ABOUT THIS EXERCISE: Take each line of the records below that contains the string "Kleinová" and copy it.
++++++
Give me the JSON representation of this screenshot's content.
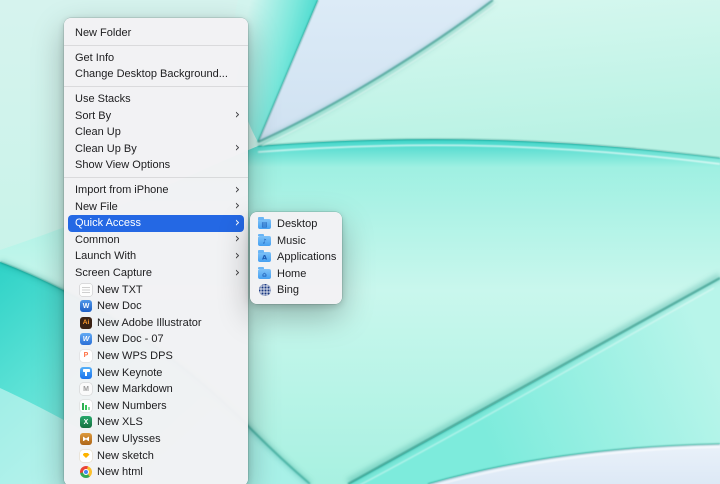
{
  "colors": {
    "menu_highlight": "#2468e4",
    "menu_background": "#f3f2f4",
    "menu_text": "#1d1d1f",
    "wallpaper_mint": "#c6f2e7",
    "wallpaper_cyan": "#2fd3c8",
    "wallpaper_pale_blue": "#d9e7f5",
    "wallpaper_edge_teal": "#0b8172"
  },
  "glyphs": {
    "submenu_chevron": "›"
  },
  "icon_glyphs": {
    "word-doc-icon": "W",
    "adobe-illustrator-icon": "Ai",
    "wps-writer-icon": "W",
    "wps-dps-icon": "P",
    "markdown-icon": "M",
    "excel-icon": "X",
    "desktop-folder-icon": "▤",
    "music-folder-icon": "♪",
    "applications-folder-icon": "A",
    "home-folder-icon": "⌂"
  },
  "context_menu": {
    "items": [
      {
        "label": "New Folder"
      },
      {
        "type": "separator"
      },
      {
        "label": "Get Info"
      },
      {
        "label": "Change Desktop Background..."
      },
      {
        "type": "separator"
      },
      {
        "label": "Use Stacks"
      },
      {
        "label": "Sort By",
        "submenu_arrow": true
      },
      {
        "label": "Clean Up"
      },
      {
        "label": "Clean Up By",
        "submenu_arrow": true
      },
      {
        "label": "Show View Options"
      },
      {
        "type": "separator"
      },
      {
        "label": "Import from iPhone",
        "submenu_arrow": true
      },
      {
        "label": "New File",
        "submenu_arrow": true
      },
      {
        "label": "Quick Access",
        "submenu_arrow": true,
        "highlighted": true
      },
      {
        "label": "Common",
        "submenu_arrow": true
      },
      {
        "label": "Launch With",
        "submenu_arrow": true
      },
      {
        "label": "Screen Capture",
        "submenu_arrow": true
      },
      {
        "label": "New TXT",
        "icon": "txt-file-icon"
      },
      {
        "label": "New Doc",
        "icon": "word-doc-icon"
      },
      {
        "label": "New Adobe Illustrator",
        "icon": "adobe-illustrator-icon"
      },
      {
        "label": "New Doc - 07",
        "icon": "wps-writer-icon"
      },
      {
        "label": "New WPS DPS",
        "icon": "wps-dps-icon"
      },
      {
        "label": "New Keynote",
        "icon": "keynote-icon"
      },
      {
        "label": "New Markdown",
        "icon": "markdown-icon"
      },
      {
        "label": "New Numbers",
        "icon": "numbers-icon"
      },
      {
        "label": "New XLS",
        "icon": "excel-icon"
      },
      {
        "label": "New Ulysses",
        "icon": "ulysses-icon"
      },
      {
        "label": "New sketch",
        "icon": "sketch-icon"
      },
      {
        "label": "New html",
        "icon": "html-chrome-icon"
      }
    ]
  },
  "quick_access_submenu": {
    "items": [
      {
        "label": "Desktop",
        "icon": "desktop-folder-icon",
        "icon_kind": "folder"
      },
      {
        "label": "Music",
        "icon": "music-folder-icon",
        "icon_kind": "folder"
      },
      {
        "label": "Applications",
        "icon": "applications-folder-icon",
        "icon_kind": "folder"
      },
      {
        "label": "Home",
        "icon": "home-folder-icon",
        "icon_kind": "folder"
      },
      {
        "label": "Bing",
        "icon": "bing-globe-icon",
        "icon_kind": "globe"
      }
    ]
  }
}
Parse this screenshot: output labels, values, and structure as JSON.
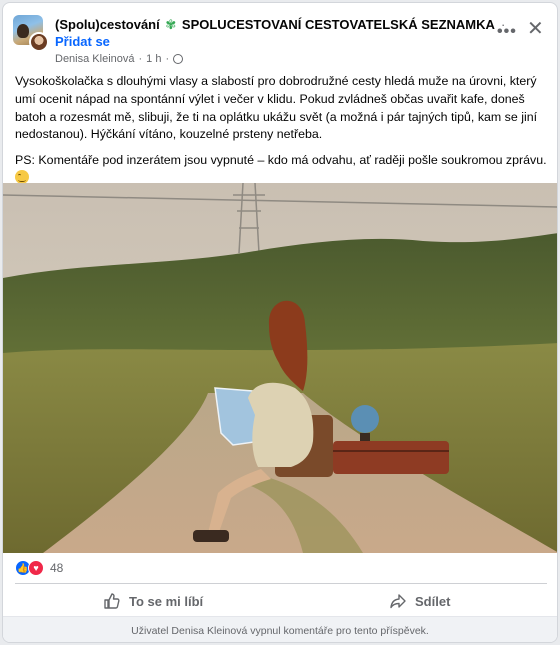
{
  "post": {
    "group_name": "(Spolu)cestování",
    "group_title": "SPOLUCESTOVANÍ CESTOVATELSKÁ SEZNAMKA",
    "title_dot": "·",
    "join_label": "Přidat se",
    "author": "Denisa Kleinová",
    "time": "1 h",
    "separator": "·",
    "more_icon": "more-horizontal-icon",
    "close_icon": "close-icon",
    "paragraph_1": "Vysokoškolačka s dlouhými vlasy a slabostí pro dobrodružné cesty hledá muže na úrovni, který umí ocenit nápad na spontánní výlet i večer v klidu. Pokud zvládneš občas uvařit kafe, doneš batoh a rozesmát mě, slibuji, že ti na oplátku ukážu svět (a možná i pár tajných tipů, kam se jiní nedostanou). Hýčkání vítáno, kouzelné prsteny netřeba.",
    "paragraph_2": "PS: Komentáře pod inzerátem jsou vypnuté – kdo má odvahu, ať raději pošle soukromou zprávu.",
    "emoji": "wink-emoji"
  },
  "reactions": {
    "count": "48",
    "types": [
      "like",
      "love"
    ]
  },
  "actions": {
    "like_label": "To se mi líbí",
    "share_label": "Sdílet"
  },
  "footer": {
    "notice": "Uživatel Denisa Kleinová vypnul komentáře pro tento příspěvek."
  },
  "colors": {
    "accent": "#0866ff",
    "love": "#f02849",
    "muted": "#65676b",
    "footer_bg": "#f0f2f5"
  }
}
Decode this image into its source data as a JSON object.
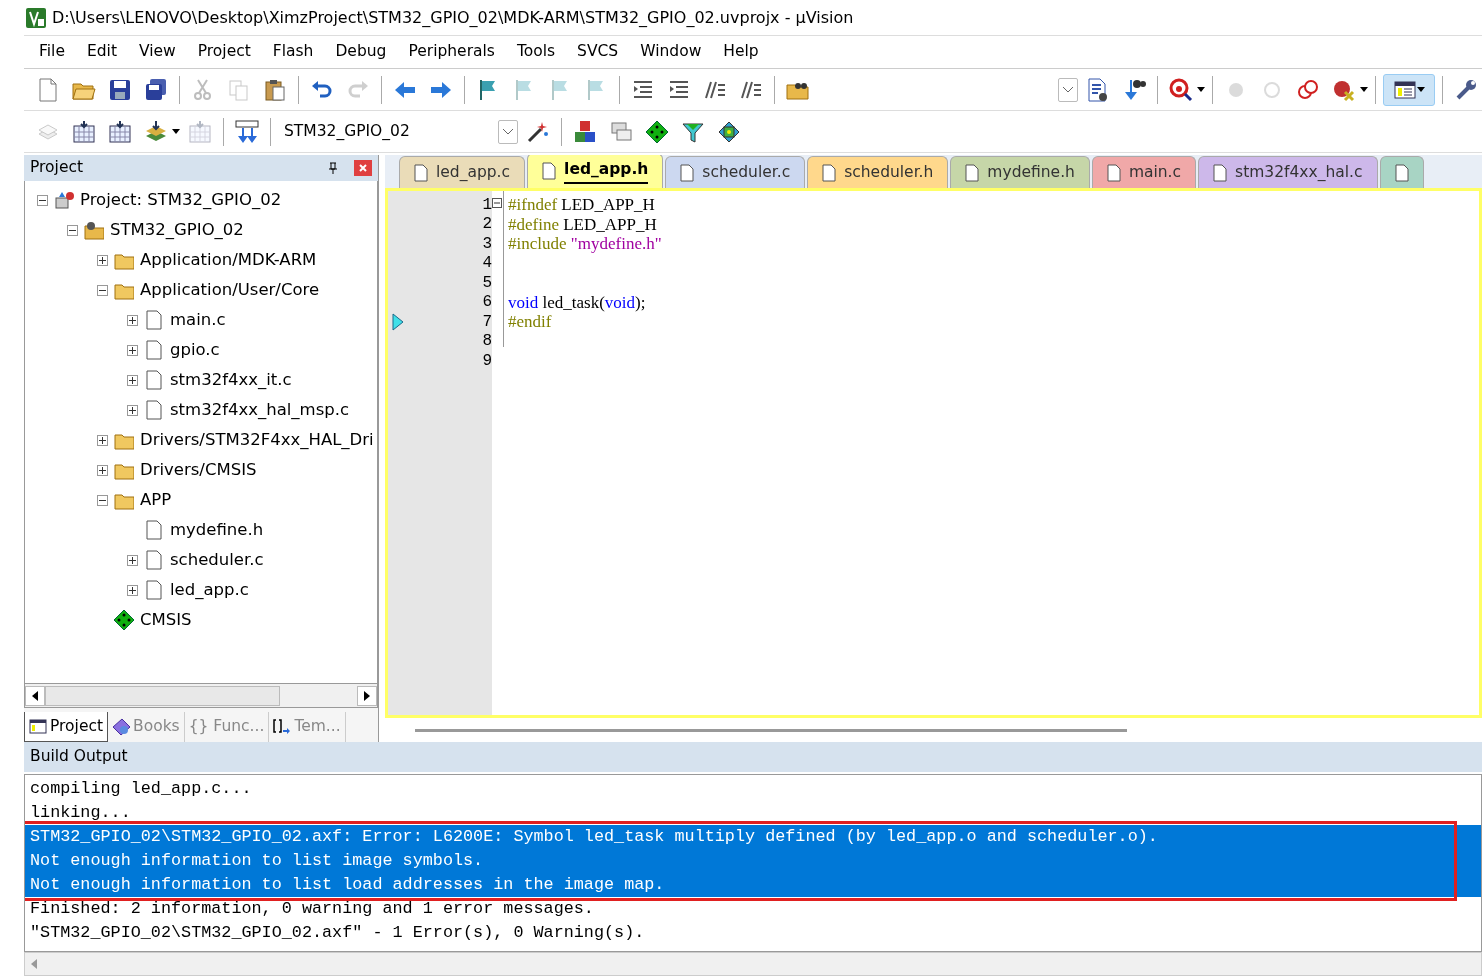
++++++
ANSWER FOR THE TASK:
    "author": "Denisa Kleinová",
    "notice": "Uživatel Denisa Kleinová vypnul komentáře pro tento příspěvek."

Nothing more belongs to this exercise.